The result is a tightly-wound plot that cranks up more tension at every turn. The fraught interactions between Evelyn and Martine open up the traumas and sins of Evelyn’s past and cast an unforgiving spotlight on the man she married. It became so easy to hate Nathan, even as I acknowledged the tiniest kernel of pity for him (imagine being married to Evelyn. Woah). However, there’s no forgiving his choices, which are unspeakable. It’s much easier to first pity and then admire Martine, Evelyn’s clone.
Martine is an imperfect mirror and the perfect foil: even Evelyn can’t blame her for having been made – or how Nathan made her. And as it becomes clear exactly what conditioning he subjected her to, it’s hard not to rage against him. The perfect wife is eager to please. The perfect wife is never idle. The perfect wife is always there when you need her. If alarm bells are ringing about abusive and controlling relationships, they should be. But in this case, the perfect wife is also Evelyn’s clone. She’s clever and inquisitive and quietly determined. Both her creation and her survival beyond a few days are entirely illegal. There can, after all, only be one. Would you trust her?
As the plot unspooled, I was fascinated to see where Gailey would take it next and – like the excellent champagne potatoes – found a wild glee in its progression as the women are given ever more reasons to turn on one another. At the same time, Gailey asks questions that push into the sharply personal: who would notice if you were replaced by a doppelganger? Who truly sees you, knows your most revealing quirks and flaws? Would they accept you as you are if they had a chance at a version of you with the cracks smoothed over, the sharp edges softened?

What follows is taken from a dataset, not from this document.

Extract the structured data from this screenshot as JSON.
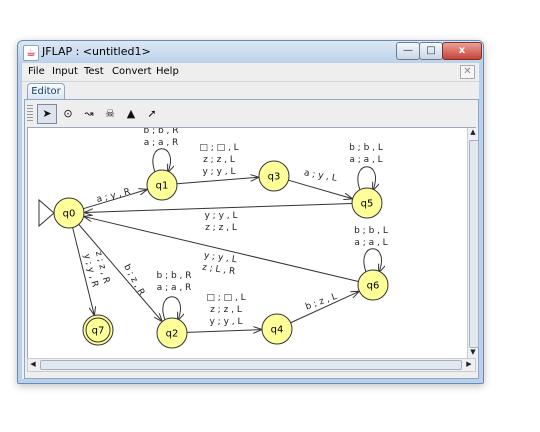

Could you hurt someone who looked like you? What if – in spite of the mirror – they didn’t see you as human?
I loved this book. I already want to read it again. I want to see it on screen (good news: it has been optioned by exactly the right production company to do it justice). Expect unlikeable characters and compelling drama, unethical nightmares and the insidious realisation that we were all conditioned, one way or another.
I can’t wait to see what horrible idea Sarah Gailey is brewing up to unleash on us next.